### [Extracted entries]
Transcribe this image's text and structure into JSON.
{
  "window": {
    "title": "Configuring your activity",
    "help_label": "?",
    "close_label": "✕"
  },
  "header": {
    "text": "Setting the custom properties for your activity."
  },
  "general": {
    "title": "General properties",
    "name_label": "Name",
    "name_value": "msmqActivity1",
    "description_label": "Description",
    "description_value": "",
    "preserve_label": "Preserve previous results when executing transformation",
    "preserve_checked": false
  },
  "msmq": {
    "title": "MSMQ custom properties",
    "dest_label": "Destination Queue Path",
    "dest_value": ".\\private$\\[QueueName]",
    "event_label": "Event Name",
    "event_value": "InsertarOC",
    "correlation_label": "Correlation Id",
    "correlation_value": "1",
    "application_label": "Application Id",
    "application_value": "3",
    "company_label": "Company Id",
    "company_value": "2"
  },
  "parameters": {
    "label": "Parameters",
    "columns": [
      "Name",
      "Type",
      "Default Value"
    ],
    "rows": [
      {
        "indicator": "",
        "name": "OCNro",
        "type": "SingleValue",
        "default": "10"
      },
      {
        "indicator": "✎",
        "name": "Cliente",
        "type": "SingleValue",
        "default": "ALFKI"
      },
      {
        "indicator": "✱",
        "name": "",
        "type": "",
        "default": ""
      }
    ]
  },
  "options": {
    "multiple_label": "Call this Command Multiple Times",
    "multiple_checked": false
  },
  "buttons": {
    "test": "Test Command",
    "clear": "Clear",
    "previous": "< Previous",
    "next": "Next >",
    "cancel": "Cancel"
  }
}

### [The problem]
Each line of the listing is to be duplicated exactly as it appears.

### [Result of this exercise]
Transcribe this image's text and structure into JSON.
{
  "window": {
    "title": "Configuring your activity",
    "help_label": "?",
    "close_label": "✕"
  },
  "header": {
    "text": "Setting the custom properties for your activity."
  },
  "general": {
    "title": "General properties",
    "name_label": "Name",
    "name_value": "msmqActivity1",
    "description_label": "Description",
    "description_value": "",
    "preserve_label": "Preserve previous results when executing transformation",
    "preserve_checked": false
  },
  "msmq": {
    "title": "MSMQ custom properties",
    "dest_label": "Destination Queue Path",
    "dest_value": ".\\private$\\[QueueName]",
    "event_label": "Event Name",
    "event_value": "InsertarOC",
    "correlation_label": "Correlation Id",
    "correlation_value": "1",
    "application_label": "Application Id",
    "application_value": "3",
    "company_label": "Company Id",
    "company_value": "2"
  },
  "parameters": {
    "label": "Parameters",
    "columns": [
      "Name",
      "Type",
      "Default Value"
    ],
    "rows": [
      {
        "indicator": "",
        "name": "OCNro",
        "type": "SingleValue",
        "default": "10"
      },
      {
        "indicator": "✎",
        "name": "Cliente",
        "type": "SingleValue",
        "default": "ALFKI"
      },
      {
        "indicator": "✱",
        "name": "",
        "type": "",
        "default": ""
      }
    ]
  },
  "options": {
    "multiple_label": "Call this Command Multiple Times",
    "multiple_checked": false
  },
  "buttons": {
    "test": "Test Command",
    "clear": "Clear",
    "previous": "< Previous",
    "next": "Next >",
    "cancel": "Cancel"
  }
}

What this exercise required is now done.